[Dataset extract — start]

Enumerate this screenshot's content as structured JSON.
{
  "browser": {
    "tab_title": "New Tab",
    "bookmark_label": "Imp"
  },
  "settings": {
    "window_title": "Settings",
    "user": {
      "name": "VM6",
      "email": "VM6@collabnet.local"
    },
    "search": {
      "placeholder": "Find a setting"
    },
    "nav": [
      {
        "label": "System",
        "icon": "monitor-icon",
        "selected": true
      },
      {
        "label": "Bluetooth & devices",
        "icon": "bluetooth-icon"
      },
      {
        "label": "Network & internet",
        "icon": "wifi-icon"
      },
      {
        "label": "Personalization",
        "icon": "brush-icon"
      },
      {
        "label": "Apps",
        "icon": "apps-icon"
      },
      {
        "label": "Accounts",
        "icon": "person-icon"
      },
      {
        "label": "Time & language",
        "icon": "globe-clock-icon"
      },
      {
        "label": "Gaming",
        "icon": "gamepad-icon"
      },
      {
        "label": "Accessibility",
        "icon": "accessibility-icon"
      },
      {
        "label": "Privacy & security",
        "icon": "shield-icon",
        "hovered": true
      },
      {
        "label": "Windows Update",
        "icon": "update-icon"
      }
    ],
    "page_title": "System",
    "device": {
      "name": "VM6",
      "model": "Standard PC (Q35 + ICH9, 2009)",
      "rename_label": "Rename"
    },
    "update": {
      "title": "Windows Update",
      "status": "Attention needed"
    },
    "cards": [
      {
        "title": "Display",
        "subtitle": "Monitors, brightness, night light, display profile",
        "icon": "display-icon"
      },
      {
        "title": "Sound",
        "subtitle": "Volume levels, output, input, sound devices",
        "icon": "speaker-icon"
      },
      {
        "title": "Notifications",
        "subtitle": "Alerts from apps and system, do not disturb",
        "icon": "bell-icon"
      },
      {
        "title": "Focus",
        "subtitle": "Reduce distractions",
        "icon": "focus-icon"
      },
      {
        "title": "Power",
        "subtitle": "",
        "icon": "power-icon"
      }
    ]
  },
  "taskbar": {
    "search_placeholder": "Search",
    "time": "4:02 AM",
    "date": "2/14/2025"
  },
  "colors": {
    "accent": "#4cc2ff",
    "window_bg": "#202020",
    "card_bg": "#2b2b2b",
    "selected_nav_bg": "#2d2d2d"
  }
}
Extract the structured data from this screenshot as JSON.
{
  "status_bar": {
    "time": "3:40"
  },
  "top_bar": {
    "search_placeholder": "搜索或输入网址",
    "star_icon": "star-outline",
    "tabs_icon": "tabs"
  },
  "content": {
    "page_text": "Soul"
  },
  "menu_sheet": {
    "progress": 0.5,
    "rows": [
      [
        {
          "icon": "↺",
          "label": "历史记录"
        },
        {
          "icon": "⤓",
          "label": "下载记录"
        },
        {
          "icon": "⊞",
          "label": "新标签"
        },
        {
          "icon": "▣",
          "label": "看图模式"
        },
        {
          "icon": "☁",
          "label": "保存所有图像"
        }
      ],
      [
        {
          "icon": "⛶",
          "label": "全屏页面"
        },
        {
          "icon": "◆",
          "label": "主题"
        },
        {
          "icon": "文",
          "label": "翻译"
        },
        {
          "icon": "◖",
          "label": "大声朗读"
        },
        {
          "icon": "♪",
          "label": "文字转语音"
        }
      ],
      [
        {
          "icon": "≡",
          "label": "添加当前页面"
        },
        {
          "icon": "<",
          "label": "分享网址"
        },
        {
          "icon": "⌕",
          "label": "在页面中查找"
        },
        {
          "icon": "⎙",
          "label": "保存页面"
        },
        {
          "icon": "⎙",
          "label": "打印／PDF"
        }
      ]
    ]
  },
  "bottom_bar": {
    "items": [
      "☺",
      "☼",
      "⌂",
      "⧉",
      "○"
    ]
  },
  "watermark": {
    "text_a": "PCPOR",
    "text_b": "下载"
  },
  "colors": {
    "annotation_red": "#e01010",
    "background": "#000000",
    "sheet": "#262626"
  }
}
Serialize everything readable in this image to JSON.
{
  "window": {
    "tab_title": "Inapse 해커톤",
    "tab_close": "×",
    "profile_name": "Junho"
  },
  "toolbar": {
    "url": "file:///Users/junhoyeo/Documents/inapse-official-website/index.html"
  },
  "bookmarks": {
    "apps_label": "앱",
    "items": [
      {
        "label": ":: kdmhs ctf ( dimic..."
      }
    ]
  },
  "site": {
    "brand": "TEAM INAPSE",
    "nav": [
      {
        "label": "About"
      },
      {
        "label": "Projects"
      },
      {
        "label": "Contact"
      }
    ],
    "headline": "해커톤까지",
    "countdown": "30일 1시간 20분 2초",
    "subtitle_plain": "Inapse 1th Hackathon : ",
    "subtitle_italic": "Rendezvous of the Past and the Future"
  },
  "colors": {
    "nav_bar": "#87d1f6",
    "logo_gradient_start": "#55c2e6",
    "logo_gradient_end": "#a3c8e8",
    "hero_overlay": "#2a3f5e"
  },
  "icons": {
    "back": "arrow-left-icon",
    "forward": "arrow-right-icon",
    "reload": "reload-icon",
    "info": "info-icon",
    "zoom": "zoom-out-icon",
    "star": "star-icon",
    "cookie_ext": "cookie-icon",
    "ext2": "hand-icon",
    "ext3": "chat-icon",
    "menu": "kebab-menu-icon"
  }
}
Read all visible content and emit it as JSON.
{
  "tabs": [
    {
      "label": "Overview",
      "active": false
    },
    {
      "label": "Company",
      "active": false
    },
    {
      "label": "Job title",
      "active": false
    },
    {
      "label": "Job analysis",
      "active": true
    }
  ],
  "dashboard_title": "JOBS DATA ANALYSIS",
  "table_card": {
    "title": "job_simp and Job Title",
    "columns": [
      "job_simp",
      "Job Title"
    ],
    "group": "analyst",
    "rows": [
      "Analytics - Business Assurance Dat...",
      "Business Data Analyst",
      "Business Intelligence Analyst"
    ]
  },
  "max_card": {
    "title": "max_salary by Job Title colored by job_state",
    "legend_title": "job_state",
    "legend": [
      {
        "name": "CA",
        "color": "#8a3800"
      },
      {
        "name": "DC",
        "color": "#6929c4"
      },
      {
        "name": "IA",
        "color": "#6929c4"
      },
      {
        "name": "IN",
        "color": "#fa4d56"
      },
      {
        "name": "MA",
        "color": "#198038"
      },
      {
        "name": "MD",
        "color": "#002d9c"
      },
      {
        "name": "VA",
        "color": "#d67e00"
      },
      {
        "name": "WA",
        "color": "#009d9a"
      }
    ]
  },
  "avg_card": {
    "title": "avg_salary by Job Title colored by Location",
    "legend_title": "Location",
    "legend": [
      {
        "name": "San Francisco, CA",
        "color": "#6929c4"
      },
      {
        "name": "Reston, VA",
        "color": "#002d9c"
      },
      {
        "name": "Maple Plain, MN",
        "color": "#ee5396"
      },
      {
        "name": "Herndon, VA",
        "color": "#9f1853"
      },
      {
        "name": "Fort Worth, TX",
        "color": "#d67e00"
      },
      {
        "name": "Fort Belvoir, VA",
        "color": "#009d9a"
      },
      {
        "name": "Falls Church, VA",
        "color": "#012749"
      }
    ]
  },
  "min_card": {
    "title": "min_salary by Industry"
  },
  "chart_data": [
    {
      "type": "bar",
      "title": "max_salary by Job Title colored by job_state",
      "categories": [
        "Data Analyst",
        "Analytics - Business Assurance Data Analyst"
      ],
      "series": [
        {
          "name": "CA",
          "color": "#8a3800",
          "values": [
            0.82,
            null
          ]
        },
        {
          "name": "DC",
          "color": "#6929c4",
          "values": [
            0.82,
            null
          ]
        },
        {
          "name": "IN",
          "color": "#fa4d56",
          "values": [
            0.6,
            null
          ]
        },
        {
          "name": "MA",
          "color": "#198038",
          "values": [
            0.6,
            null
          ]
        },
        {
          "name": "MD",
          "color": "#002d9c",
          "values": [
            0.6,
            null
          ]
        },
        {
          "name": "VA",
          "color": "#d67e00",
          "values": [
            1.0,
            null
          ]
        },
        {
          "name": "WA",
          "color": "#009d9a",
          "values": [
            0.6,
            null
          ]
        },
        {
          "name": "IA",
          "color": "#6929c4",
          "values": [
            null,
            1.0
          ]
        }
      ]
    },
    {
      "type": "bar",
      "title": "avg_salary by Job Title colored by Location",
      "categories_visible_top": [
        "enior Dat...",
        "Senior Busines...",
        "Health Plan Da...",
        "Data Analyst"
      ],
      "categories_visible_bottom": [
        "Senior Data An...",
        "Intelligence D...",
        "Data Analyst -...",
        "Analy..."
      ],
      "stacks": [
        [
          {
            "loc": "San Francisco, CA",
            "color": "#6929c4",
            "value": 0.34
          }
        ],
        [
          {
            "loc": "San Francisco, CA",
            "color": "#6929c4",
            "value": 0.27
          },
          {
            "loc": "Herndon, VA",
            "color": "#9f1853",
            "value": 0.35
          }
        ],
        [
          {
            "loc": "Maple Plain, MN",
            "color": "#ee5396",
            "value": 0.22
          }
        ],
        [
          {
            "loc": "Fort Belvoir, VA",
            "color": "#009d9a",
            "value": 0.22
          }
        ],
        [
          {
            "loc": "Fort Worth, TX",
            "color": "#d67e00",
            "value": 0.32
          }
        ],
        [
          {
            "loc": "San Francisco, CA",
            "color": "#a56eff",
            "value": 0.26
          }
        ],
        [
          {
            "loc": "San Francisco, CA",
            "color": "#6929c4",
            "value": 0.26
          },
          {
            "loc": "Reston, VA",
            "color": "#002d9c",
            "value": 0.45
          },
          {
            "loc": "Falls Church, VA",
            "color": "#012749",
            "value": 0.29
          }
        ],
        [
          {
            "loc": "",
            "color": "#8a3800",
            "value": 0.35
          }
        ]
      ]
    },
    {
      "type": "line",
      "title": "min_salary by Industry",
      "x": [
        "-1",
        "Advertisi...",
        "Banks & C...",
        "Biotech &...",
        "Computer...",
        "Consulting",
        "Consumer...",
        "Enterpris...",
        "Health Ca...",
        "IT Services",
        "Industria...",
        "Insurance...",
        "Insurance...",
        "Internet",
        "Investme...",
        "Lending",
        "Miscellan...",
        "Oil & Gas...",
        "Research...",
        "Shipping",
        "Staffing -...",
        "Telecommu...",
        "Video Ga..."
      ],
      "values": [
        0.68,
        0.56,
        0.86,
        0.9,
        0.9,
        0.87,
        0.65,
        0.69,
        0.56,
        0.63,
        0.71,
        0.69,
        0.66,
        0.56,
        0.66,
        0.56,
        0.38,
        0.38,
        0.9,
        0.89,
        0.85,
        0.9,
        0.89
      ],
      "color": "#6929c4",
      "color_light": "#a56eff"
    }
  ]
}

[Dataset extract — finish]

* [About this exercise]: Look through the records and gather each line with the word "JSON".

* [Response area]:
Enumerate this screenshot's content as structured JSON.
Extract the structured data from this screenshot as JSON.
Serialize everything readable in this image to JSON.
Read all visible content and emit it as JSON.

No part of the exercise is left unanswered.